━━━━━ RECORDS FOR THE TASK ━━━━━

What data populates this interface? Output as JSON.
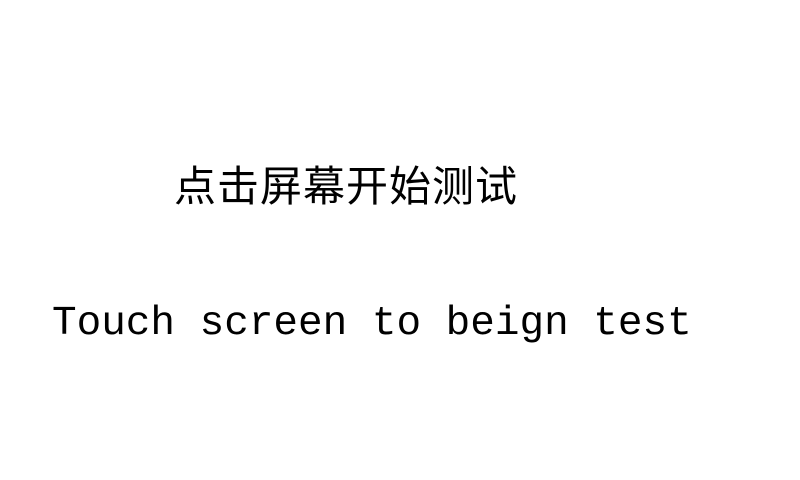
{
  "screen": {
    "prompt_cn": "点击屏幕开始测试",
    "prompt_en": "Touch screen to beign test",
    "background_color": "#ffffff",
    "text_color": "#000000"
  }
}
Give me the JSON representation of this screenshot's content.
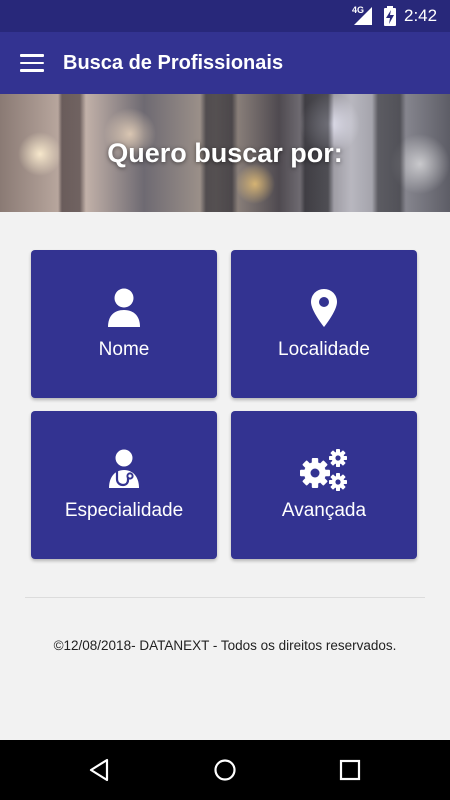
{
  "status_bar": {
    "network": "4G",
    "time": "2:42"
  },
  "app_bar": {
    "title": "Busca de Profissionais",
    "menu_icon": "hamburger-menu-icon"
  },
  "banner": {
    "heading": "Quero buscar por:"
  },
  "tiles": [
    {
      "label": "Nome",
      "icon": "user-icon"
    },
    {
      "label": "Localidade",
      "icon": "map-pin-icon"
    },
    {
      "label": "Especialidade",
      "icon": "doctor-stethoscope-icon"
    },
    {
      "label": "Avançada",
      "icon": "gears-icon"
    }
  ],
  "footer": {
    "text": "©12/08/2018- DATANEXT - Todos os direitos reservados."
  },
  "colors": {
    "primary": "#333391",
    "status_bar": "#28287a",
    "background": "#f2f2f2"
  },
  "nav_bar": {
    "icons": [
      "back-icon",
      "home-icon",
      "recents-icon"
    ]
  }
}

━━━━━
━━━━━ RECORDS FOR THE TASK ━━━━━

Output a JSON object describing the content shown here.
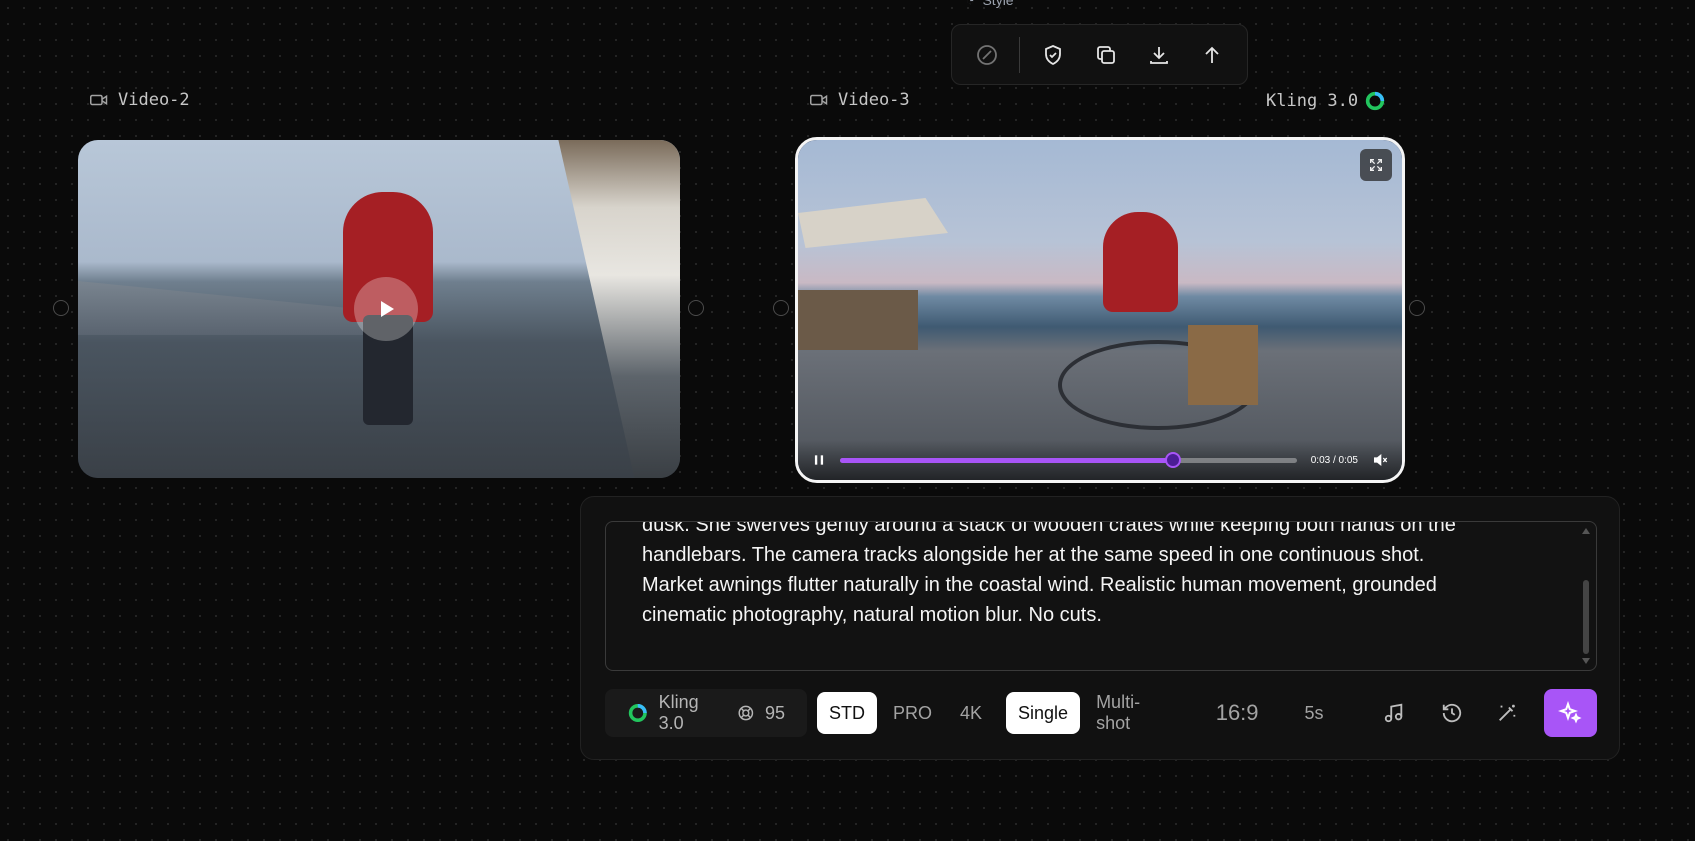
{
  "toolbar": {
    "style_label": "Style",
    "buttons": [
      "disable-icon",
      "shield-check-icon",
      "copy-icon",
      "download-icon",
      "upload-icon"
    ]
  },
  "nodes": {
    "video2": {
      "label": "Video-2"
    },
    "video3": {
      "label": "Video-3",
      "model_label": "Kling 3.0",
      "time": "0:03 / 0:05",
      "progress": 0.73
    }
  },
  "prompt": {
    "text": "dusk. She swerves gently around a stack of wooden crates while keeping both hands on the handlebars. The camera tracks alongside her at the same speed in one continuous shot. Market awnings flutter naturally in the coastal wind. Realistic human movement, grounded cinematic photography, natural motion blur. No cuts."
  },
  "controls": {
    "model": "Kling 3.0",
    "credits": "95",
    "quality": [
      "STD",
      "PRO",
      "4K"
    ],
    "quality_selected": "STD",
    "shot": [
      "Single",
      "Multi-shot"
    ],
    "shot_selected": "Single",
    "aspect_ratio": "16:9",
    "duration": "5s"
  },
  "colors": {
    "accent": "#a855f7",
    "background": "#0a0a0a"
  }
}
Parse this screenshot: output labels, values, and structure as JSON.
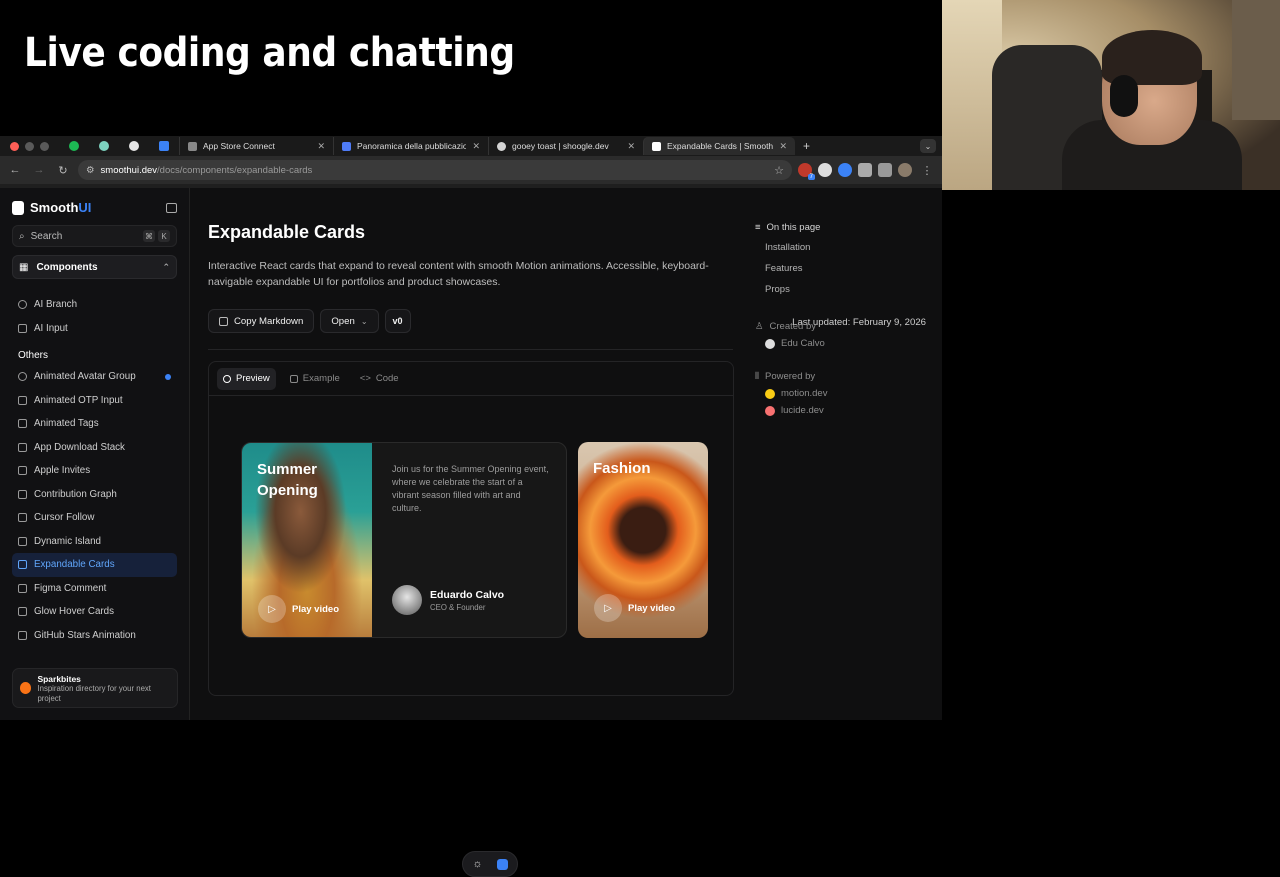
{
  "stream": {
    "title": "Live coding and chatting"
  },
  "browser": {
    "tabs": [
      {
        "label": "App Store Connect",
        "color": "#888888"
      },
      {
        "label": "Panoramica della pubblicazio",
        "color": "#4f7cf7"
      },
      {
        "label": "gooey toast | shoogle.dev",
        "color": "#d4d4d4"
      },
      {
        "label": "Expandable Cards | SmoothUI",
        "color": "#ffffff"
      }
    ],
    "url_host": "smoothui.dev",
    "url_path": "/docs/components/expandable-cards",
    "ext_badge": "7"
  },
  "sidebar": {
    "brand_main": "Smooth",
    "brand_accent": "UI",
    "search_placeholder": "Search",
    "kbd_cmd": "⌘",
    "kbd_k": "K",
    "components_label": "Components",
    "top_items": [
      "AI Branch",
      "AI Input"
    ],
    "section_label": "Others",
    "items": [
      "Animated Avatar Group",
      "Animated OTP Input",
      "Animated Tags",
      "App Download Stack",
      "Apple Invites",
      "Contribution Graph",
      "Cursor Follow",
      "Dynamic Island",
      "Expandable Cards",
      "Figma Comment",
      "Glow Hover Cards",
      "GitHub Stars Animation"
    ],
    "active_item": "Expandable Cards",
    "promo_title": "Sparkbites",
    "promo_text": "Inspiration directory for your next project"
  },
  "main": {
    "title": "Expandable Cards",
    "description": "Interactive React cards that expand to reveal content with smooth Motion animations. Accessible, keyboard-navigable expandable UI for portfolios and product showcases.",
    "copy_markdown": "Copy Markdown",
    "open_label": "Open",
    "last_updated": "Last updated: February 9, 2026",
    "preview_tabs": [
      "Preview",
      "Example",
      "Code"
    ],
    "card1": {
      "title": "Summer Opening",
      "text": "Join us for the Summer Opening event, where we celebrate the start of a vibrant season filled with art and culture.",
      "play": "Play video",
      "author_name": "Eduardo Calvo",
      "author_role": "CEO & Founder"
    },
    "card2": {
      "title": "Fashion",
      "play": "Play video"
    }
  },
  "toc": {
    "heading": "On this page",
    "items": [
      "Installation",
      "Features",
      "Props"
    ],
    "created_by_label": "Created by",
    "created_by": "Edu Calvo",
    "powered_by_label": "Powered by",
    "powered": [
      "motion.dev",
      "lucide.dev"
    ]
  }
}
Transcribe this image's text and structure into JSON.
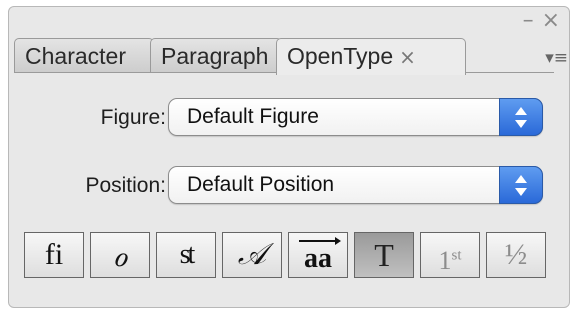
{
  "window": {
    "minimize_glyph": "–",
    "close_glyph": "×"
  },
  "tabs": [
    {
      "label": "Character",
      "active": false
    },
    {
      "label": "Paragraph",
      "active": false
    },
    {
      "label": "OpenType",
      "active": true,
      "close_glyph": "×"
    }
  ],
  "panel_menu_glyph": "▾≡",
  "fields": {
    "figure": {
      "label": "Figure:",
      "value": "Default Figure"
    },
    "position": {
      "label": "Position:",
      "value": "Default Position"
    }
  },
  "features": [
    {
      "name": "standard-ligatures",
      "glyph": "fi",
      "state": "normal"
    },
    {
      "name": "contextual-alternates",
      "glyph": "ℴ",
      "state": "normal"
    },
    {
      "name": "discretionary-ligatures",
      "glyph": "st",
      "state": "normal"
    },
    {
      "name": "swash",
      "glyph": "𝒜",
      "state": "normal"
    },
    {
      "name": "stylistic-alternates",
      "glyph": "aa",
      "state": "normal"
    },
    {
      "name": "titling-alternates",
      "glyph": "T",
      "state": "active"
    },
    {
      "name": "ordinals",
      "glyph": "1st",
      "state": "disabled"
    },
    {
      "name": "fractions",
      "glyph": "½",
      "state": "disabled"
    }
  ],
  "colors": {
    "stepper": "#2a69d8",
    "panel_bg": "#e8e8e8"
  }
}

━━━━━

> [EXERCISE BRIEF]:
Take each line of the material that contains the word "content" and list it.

> [WRITTEN SOLUTION]:
Give me the JSON representation of this screenshot's content.
Output a JSON object describing the content shown here.
    "description": "Interactive React cards that expand to reveal content with smooth Motion animations. Accessible, keyboard-navigable expandable UI for portfolios and product showcases.",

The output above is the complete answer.